The Democracy Alternative
Although Latin Americans have generally welcomed these initiatives — and the wider regional strategy — to become less dependent on the United States and strengthen regional ties, some plans have been criticized as too reminiscent of business-as-usual.
For example, environmental and indigenous rights advocates are already sounding alarm bells about plans to build a 10,000-mile pipeline from Venezuela to Argentina through the Brazilian Amazon. “It is really worrisome that this project is being talked about as a done deal, without a comprehensive process of public debate and consultation,” warns Maria Eugenia Bustamante, director of Amigransa, a citizens group for the protection of the Gran Sabana national park in Venezuela. “This project will directly impact some of the most vital ecological areas in this part of the world, including the Guyana Shield and the Amazon Rainforest.”

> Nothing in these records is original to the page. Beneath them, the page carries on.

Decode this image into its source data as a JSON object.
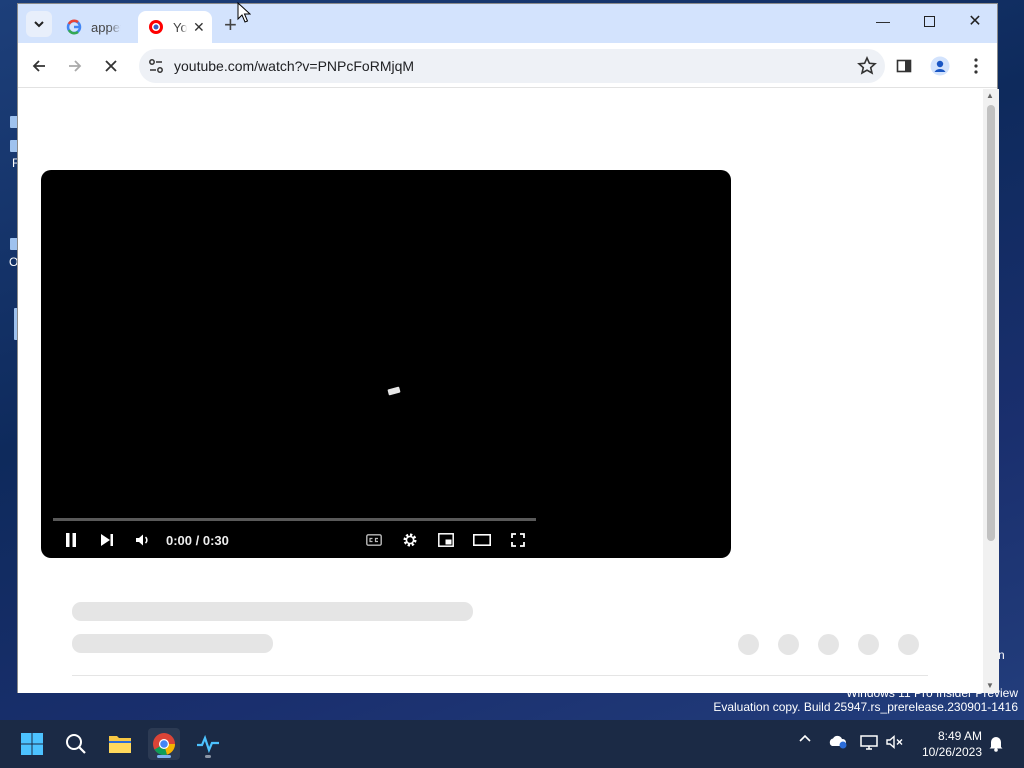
{
  "browser": {
    "tabs": [
      {
        "title": "appet",
        "favicon": "google-g-icon",
        "active": false
      },
      {
        "title": "Yo",
        "favicon": "youtube-icon",
        "active": true
      }
    ],
    "url": "youtube.com/watch?v=PNPcFoRMjqM"
  },
  "player": {
    "time_current": "0:00",
    "time_total": "0:30",
    "time_display": "0:00 / 0:30",
    "state": "playing",
    "progress": 0.0
  },
  "watermark": {
    "line1": "Windows 11 Pro Insider Preview",
    "line2": "Evaluation copy. Build 25947.rs_prerelease.230901-1416"
  },
  "desktop": {
    "partial_label_1": "F",
    "partial_label_2": "O",
    "partial_label_3": "n"
  },
  "taskbar": {
    "time": "8:49 AM",
    "date": "10/26/2023",
    "apps": [
      "start-icon",
      "search-icon",
      "file-explorer-icon",
      "chrome-icon",
      "activity-monitor-icon"
    ]
  },
  "colors": {
    "tabstrip": "#d3e3fd",
    "youtube_red": "#ff0000",
    "taskbar": "#1b2a45"
  }
}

Brazil has recently expressed reservations about going forward with the project. Venezuela’s Chavez has declared that the project is currently “frozen,” but that he remains committed to finding ways to make it happen.
As governments attempt to find ways to free themselves from the shackles of past economic failures and to chart a new path for the betterment of their peoples, their greatest challenge will be achieving a true transformation that also makes social and environmental concerns a central pillar. While they need revenue to carry out social welfare programs and to create jobs that will revive the economy, advocates are calling on Latin American leaders to be keenly aware of the negative impacts that often accompany an oil-based economy.

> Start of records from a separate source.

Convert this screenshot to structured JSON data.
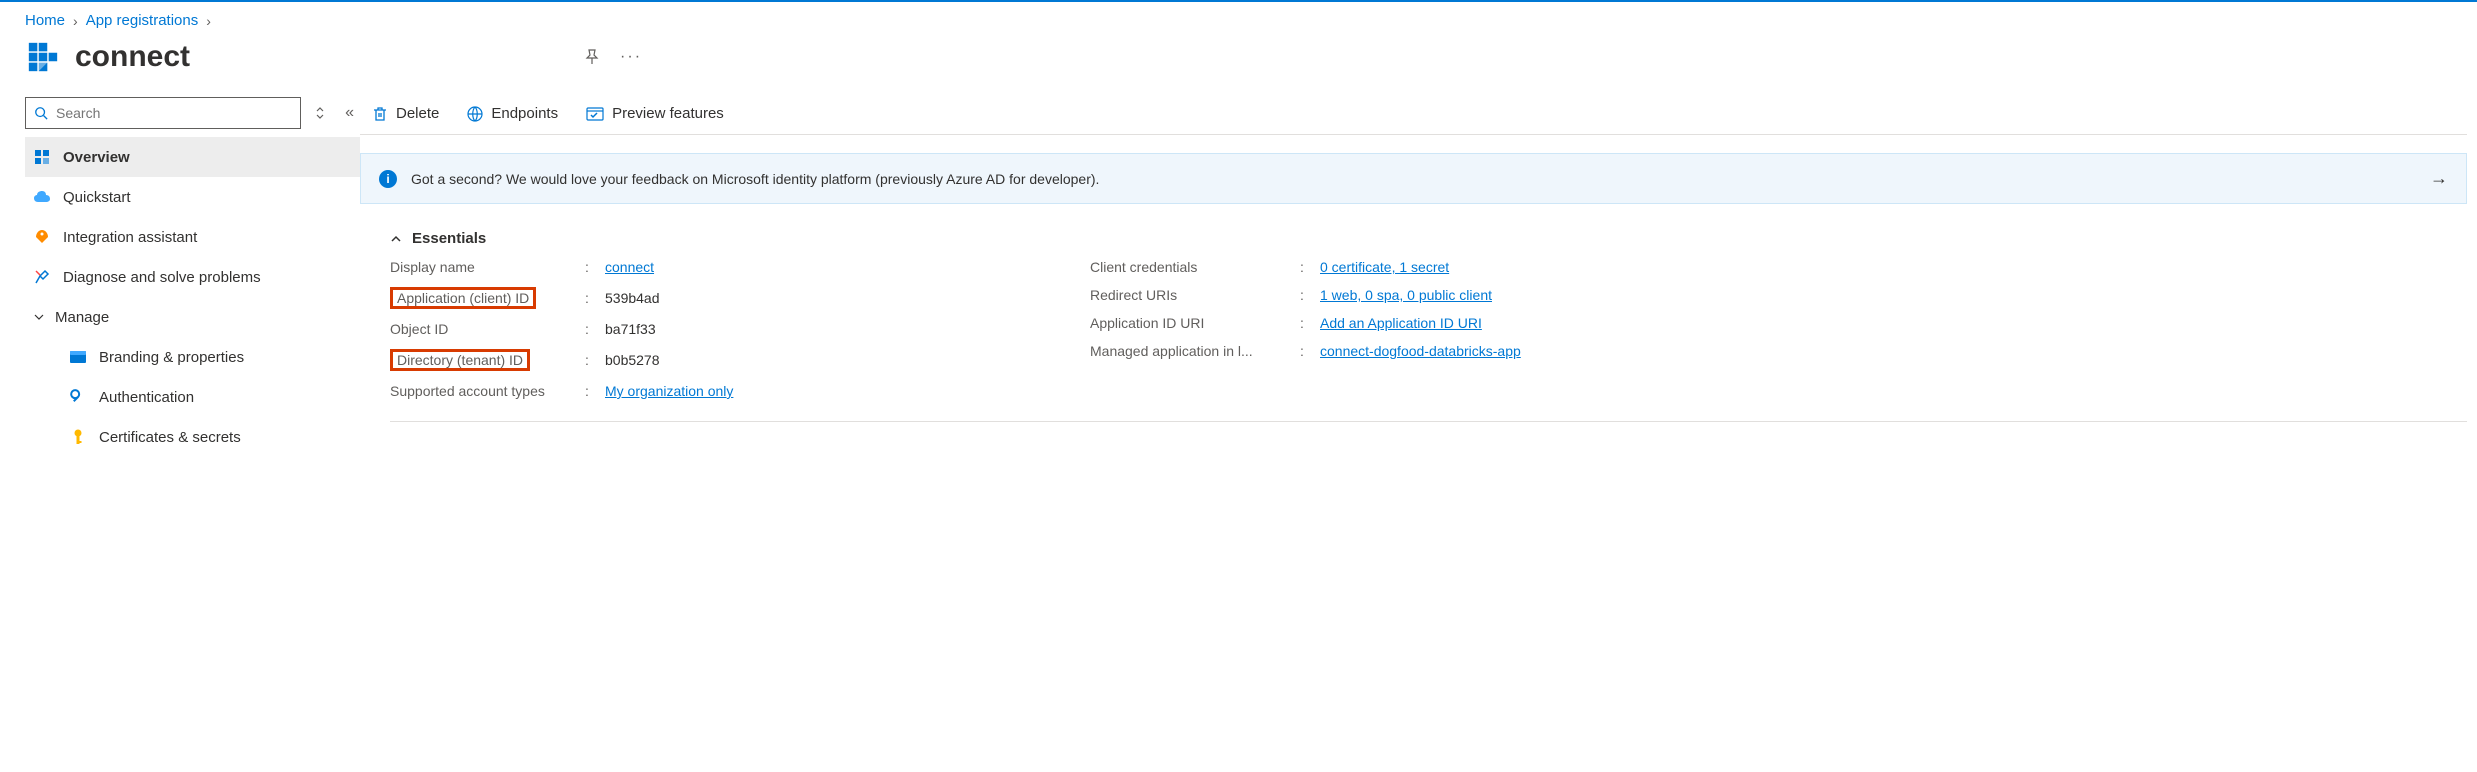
{
  "breadcrumb": {
    "home": "Home",
    "app_registrations": "App registrations"
  },
  "page_title": "connect",
  "search": {
    "placeholder": "Search"
  },
  "sidebar": {
    "items": [
      {
        "label": "Overview"
      },
      {
        "label": "Quickstart"
      },
      {
        "label": "Integration assistant"
      },
      {
        "label": "Diagnose and solve problems"
      }
    ],
    "manage_header": "Manage",
    "manage_items": [
      {
        "label": "Branding & properties"
      },
      {
        "label": "Authentication"
      },
      {
        "label": "Certificates & secrets"
      }
    ]
  },
  "commands": {
    "delete": "Delete",
    "endpoints": "Endpoints",
    "preview": "Preview features"
  },
  "info_bar": "Got a second? We would love your feedback on Microsoft identity platform (previously Azure AD for developer).",
  "essentials": {
    "header": "Essentials",
    "left": {
      "display_name_label": "Display name",
      "display_name_value": "connect",
      "client_id_label": "Application (client) ID",
      "client_id_value": "539b4ad",
      "object_id_label": "Object ID",
      "object_id_value": "ba71f33",
      "tenant_id_label": "Directory (tenant) ID",
      "tenant_id_value": "b0b5278",
      "account_types_label": "Supported account types",
      "account_types_value": "My organization only"
    },
    "right": {
      "client_creds_label": "Client credentials",
      "client_creds_value": "0 certificate, 1 secret",
      "redirect_uris_label": "Redirect URIs",
      "redirect_uris_value": "1 web, 0 spa, 0 public client",
      "app_id_uri_label": "Application ID URI",
      "app_id_uri_value": "Add an Application ID URI",
      "managed_app_label": "Managed application in l...",
      "managed_app_value": "connect-dogfood-databricks-app"
    }
  }
}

Other challenges will emerge as regional integration moves forward, threatening the oil multinationals of the United States. The Bush administration, for example, is scrambling to ensure that the United States isn’t fully left out. In what some see as a move to counter Venezuela’s collaboration with its neighbors, President Bush offered Brazil an energy deal for the production and trade of biofuels — a controversial alternative energy source — during a visit to Latin America in March 2007. The United States and Brazil are already the world’s largest ethanol producers, and it is estimated that demand for the fuel\ will face a significant increase worldwide.
Throughout the developing world, oil has correlated with imperial subjugation, local authoritarianism and human rights abuses.
As Latin America’s new wave of democracy consolidates, Latin Americans are seeking to disrupt this equation. If they can achieve positive change without excluding dissenting opinions from public debate, the region’s countries could even become the world’s most authentic democracies.
Nadia Martinez is co-director of the Sustainable Energy and Economy Network (SEEN), a project of the Institute for Policy Studies in Washington, D.C.